[Your assignment] Give the entries below again exactly. Their pictures are not needed.

[Task material]
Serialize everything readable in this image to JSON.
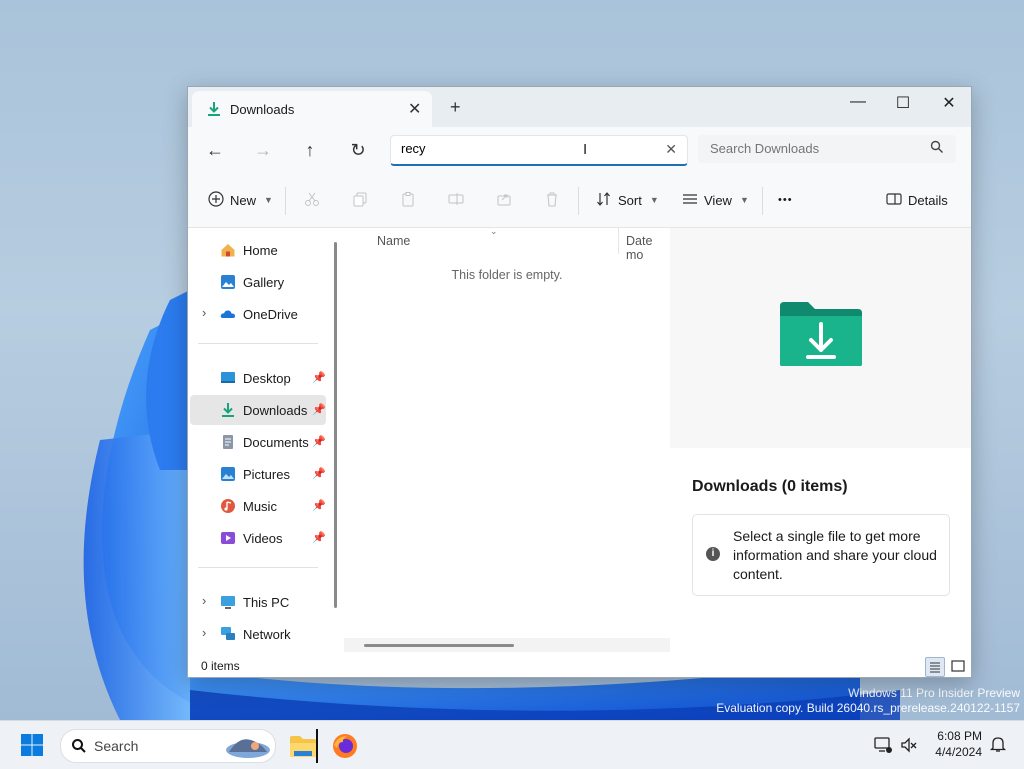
{
  "watermark": {
    "line1": "Windows 11 Pro Insider Preview",
    "line2": "Evaluation copy. Build 26040.rs_prerelease.240122-1157"
  },
  "titlebar": {
    "tab_label": "Downloads",
    "tab_close": "✕",
    "new_tab": "+",
    "minimize": "—",
    "maximize": "☐",
    "close": "✕"
  },
  "nav": {
    "back": "←",
    "forward": "→",
    "up": "↑",
    "refresh": "↻",
    "address_value": "recy",
    "address_clear": "✕",
    "search_placeholder": "Search Downloads"
  },
  "toolbar": {
    "new_label": "New",
    "sort_label": "Sort",
    "view_label": "View",
    "more": "•••",
    "details_label": "Details"
  },
  "sidebar": {
    "top": [
      {
        "label": "Home"
      },
      {
        "label": "Gallery"
      },
      {
        "label": "OneDrive"
      }
    ],
    "quick": [
      {
        "label": "Desktop"
      },
      {
        "label": "Downloads"
      },
      {
        "label": "Documents"
      },
      {
        "label": "Pictures"
      },
      {
        "label": "Music"
      },
      {
        "label": "Videos"
      }
    ],
    "bottom": [
      {
        "label": "This PC"
      },
      {
        "label": "Network"
      }
    ]
  },
  "list": {
    "col_name": "Name",
    "col_date": "Date mo",
    "empty_text": "This folder is empty."
  },
  "details": {
    "title": "Downloads (0 items)",
    "info_text": "Select a single file to get more information and share your cloud content."
  },
  "status": {
    "count": "0 items"
  },
  "taskbar": {
    "search_label": "Search",
    "time": "6:08 PM",
    "date": "4/4/2024"
  },
  "colors": {
    "accent": "#1f6fb5",
    "download_green": "#1aa27b",
    "folder_teal": "#16a085"
  }
}
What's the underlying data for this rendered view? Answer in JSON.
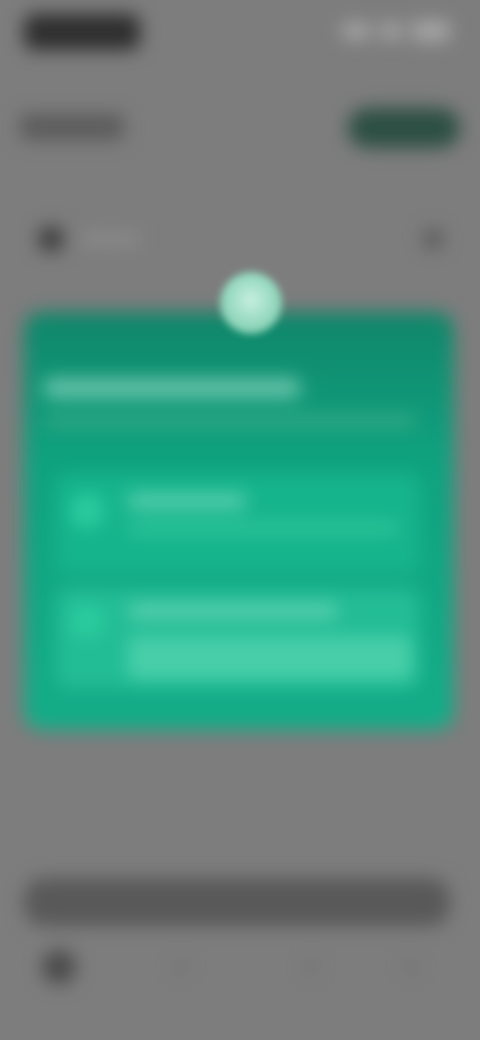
{
  "status_bar": {
    "time": "",
    "icons": [
      "signal-icon",
      "wifi-icon",
      "battery-icon"
    ]
  },
  "header": {
    "title": "",
    "action_label": ""
  },
  "nav": {
    "label": ""
  },
  "modal": {
    "title": "",
    "subtitle": "",
    "options": [
      {
        "title": "",
        "description": ""
      },
      {
        "title": "",
        "description": ""
      }
    ]
  },
  "bottom": {
    "search_placeholder": ""
  },
  "colors": {
    "accent": "#0fa27f",
    "card_top": "#10866a",
    "overlay": "#7d7d7d",
    "header_button": "#2d4f44"
  }
}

[Written answer]
Serialize everything readable in this image to JSON.
{
  "watermark": {
    "line1": "Windows 11 Pro Insider Preview",
    "line2": "Evaluation copy. Build 26040.rs_prerelease.240122-1157"
  },
  "titlebar": {
    "tab_label": "Downloads",
    "tab_close": "✕",
    "new_tab": "+",
    "minimize": "—",
    "maximize": "☐",
    "close": "✕"
  },
  "nav": {
    "back": "←",
    "forward": "→",
    "up": "↑",
    "refresh": "↻",
    "address_value": "recy",
    "address_clear": "✕",
    "search_placeholder": "Search Downloads"
  },
  "toolbar": {
    "new_label": "New",
    "sort_label": "Sort",
    "view_label": "View",
    "more": "•••",
    "details_label": "Details"
  },
  "sidebar": {
    "top": [
      {
        "label": "Home"
      },
      {
        "label": "Gallery"
      },
      {
        "label": "OneDrive"
      }
    ],
    "quick": [
      {
        "label": "Desktop"
      },
      {
        "label": "Downloads"
      },
      {
        "label": "Documents"
      },
      {
        "label": "Pictures"
      },
      {
        "label": "Music"
      },
      {
        "label": "Videos"
      }
    ],
    "bottom": [
      {
        "label": "This PC"
      },
      {
        "label": "Network"
      }
    ]
  },
  "list": {
    "col_name": "Name",
    "col_date": "Date mo",
    "empty_text": "This folder is empty."
  },
  "details": {
    "title": "Downloads (0 items)",
    "info_text": "Select a single file to get more information and share your cloud content."
  },
  "status": {
    "count": "0 items"
  },
  "taskbar": {
    "search_label": "Search",
    "time": "6:08 PM",
    "date": "4/4/2024"
  },
  "colors": {
    "accent": "#1f6fb5",
    "download_green": "#1aa27b",
    "folder_teal": "#16a085"
  }
}
What's the underlying data for this rendered view? Answer in JSON.
{
  "status_bar": {
    "time": "",
    "icons": [
      "signal-icon",
      "wifi-icon",
      "battery-icon"
    ]
  },
  "header": {
    "title": "",
    "action_label": ""
  },
  "nav": {
    "label": ""
  },
  "modal": {
    "title": "",
    "subtitle": "",
    "options": [
      {
        "title": "",
        "description": ""
      },
      {
        "title": "",
        "description": ""
      }
    ]
  },
  "bottom": {
    "search_placeholder": ""
  },
  "colors": {
    "accent": "#0fa27f",
    "card_top": "#10866a",
    "overlay": "#7d7d7d",
    "header_button": "#2d4f44"
  }
}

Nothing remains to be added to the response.